┌──

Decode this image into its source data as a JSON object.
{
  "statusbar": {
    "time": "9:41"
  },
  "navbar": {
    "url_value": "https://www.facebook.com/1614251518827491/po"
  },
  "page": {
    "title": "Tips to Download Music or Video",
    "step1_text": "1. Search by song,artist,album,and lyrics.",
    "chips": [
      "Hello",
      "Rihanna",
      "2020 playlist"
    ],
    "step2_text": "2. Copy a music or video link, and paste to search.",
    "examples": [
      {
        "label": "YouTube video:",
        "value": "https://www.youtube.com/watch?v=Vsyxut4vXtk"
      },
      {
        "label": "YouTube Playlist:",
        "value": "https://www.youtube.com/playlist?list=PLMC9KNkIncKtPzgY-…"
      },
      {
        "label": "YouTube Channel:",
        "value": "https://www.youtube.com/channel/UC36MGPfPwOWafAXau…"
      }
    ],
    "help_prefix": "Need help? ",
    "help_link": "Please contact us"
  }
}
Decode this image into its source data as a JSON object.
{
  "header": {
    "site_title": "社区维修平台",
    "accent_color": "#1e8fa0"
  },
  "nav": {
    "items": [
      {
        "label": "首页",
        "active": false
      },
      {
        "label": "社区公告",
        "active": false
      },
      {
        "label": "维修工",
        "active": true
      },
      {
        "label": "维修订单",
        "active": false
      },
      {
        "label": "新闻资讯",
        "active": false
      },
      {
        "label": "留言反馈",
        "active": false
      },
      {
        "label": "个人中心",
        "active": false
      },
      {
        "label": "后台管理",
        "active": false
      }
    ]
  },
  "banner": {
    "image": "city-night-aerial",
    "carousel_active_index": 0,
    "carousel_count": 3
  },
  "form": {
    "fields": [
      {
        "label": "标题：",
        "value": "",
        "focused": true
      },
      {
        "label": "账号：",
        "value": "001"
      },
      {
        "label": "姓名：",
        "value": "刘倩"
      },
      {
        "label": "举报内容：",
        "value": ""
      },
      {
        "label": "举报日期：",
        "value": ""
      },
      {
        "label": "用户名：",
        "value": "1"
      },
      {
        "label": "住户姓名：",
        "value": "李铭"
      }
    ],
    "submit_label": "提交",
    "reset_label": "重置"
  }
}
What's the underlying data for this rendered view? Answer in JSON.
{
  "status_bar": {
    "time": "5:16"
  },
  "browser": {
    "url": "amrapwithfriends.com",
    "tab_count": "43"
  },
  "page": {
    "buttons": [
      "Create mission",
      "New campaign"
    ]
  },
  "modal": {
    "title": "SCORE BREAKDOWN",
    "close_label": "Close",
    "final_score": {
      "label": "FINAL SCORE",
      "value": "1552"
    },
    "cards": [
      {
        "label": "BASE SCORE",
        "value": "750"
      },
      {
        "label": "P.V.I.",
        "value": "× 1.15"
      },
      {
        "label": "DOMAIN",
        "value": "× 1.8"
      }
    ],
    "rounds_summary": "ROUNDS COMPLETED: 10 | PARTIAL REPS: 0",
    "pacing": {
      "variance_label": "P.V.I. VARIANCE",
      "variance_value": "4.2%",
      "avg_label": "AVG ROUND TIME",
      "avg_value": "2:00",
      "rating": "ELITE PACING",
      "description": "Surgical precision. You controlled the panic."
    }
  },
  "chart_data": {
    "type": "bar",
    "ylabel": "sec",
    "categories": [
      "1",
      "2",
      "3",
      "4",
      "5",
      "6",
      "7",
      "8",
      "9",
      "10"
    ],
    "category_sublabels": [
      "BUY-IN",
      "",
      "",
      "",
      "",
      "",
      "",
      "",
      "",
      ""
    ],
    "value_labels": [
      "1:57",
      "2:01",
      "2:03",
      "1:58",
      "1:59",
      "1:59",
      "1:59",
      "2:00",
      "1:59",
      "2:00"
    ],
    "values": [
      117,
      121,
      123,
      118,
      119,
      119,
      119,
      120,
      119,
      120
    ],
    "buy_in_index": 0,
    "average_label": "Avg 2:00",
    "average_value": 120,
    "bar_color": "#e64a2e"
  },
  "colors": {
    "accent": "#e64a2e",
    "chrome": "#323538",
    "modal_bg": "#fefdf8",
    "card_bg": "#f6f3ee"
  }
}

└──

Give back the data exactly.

Decode this image into its source data as a JSON object.
{
  "statusbar": {
    "time": "9:41"
  },
  "navbar": {
    "url_value": "https://www.facebook.com/1614251518827491/po"
  },
  "page": {
    "title": "Tips to Download Music or Video",
    "step1_text": "1. Search by song,artist,album,and lyrics.",
    "chips": [
      "Hello",
      "Rihanna",
      "2020 playlist"
    ],
    "step2_text": "2. Copy a music or video link, and paste to search.",
    "examples": [
      {
        "label": "YouTube video:",
        "value": "https://www.youtube.com/watch?v=Vsyxut4vXtk"
      },
      {
        "label": "YouTube Playlist:",
        "value": "https://www.youtube.com/playlist?list=PLMC9KNkIncKtPzgY-…"
      },
      {
        "label": "YouTube Channel:",
        "value": "https://www.youtube.com/channel/UC36MGPfPwOWafAXau…"
      }
    ],
    "help_prefix": "Need help? ",
    "help_link": "Please contact us"
  }
}
Decode this image into its source data as a JSON object.
{
  "header": {
    "site_title": "社区维修平台",
    "accent_color": "#1e8fa0"
  },
  "nav": {
    "items": [
      {
        "label": "首页",
        "active": false
      },
      {
        "label": "社区公告",
        "active": false
      },
      {
        "label": "维修工",
        "active": true
      },
      {
        "label": "维修订单",
        "active": false
      },
      {
        "label": "新闻资讯",
        "active": false
      },
      {
        "label": "留言反馈",
        "active": false
      },
      {
        "label": "个人中心",
        "active": false
      },
      {
        "label": "后台管理",
        "active": false
      }
    ]
  },
  "banner": {
    "image": "city-night-aerial",
    "carousel_active_index": 0,
    "carousel_count": 3
  },
  "form": {
    "fields": [
      {
        "label": "标题：",
        "value": "",
        "focused": true
      },
      {
        "label": "账号：",
        "value": "001"
      },
      {
        "label": "姓名：",
        "value": "刘倩"
      },
      {
        "label": "举报内容：",
        "value": ""
      },
      {
        "label": "举报日期：",
        "value": ""
      },
      {
        "label": "用户名：",
        "value": "1"
      },
      {
        "label": "住户姓名：",
        "value": "李铭"
      }
    ],
    "submit_label": "提交",
    "reset_label": "重置"
  }
}
What's the underlying data for this rendered view? Answer in JSON.
{
  "status_bar": {
    "time": "5:16"
  },
  "browser": {
    "url": "amrapwithfriends.com",
    "tab_count": "43"
  },
  "page": {
    "buttons": [
      "Create mission",
      "New campaign"
    ]
  },
  "modal": {
    "title": "SCORE BREAKDOWN",
    "close_label": "Close",
    "final_score": {
      "label": "FINAL SCORE",
      "value": "1552"
    },
    "cards": [
      {
        "label": "BASE SCORE",
        "value": "750"
      },
      {
        "label": "P.V.I.",
        "value": "× 1.15"
      },
      {
        "label": "DOMAIN",
        "value": "× 1.8"
      }
    ],
    "rounds_summary": "ROUNDS COMPLETED: 10 | PARTIAL REPS: 0",
    "pacing": {
      "variance_label": "P.V.I. VARIANCE",
      "variance_value": "4.2%",
      "avg_label": "AVG ROUND TIME",
      "avg_value": "2:00",
      "rating": "ELITE PACING",
      "description": "Surgical precision. You controlled the panic."
    }
  },
  "chart_data": {
    "type": "bar",
    "ylabel": "sec",
    "categories": [
      "1",
      "2",
      "3",
      "4",
      "5",
      "6",
      "7",
      "8",
      "9",
      "10"
    ],
    "category_sublabels": [
      "BUY-IN",
      "",
      "",
      "",
      "",
      "",
      "",
      "",
      "",
      ""
    ],
    "value_labels": [
      "1:57",
      "2:01",
      "2:03",
      "1:58",
      "1:59",
      "1:59",
      "1:59",
      "2:00",
      "1:59",
      "2:00"
    ],
    "values": [
      117,
      121,
      123,
      118,
      119,
      119,
      119,
      120,
      119,
      120
    ],
    "buy_in_index": 0,
    "average_label": "Avg 2:00",
    "average_value": 120,
    "bar_color": "#e64a2e"
  },
  "colors": {
    "accent": "#e64a2e",
    "chrome": "#323538",
    "modal_bg": "#fefdf8",
    "card_bg": "#f6f3ee"
  }
}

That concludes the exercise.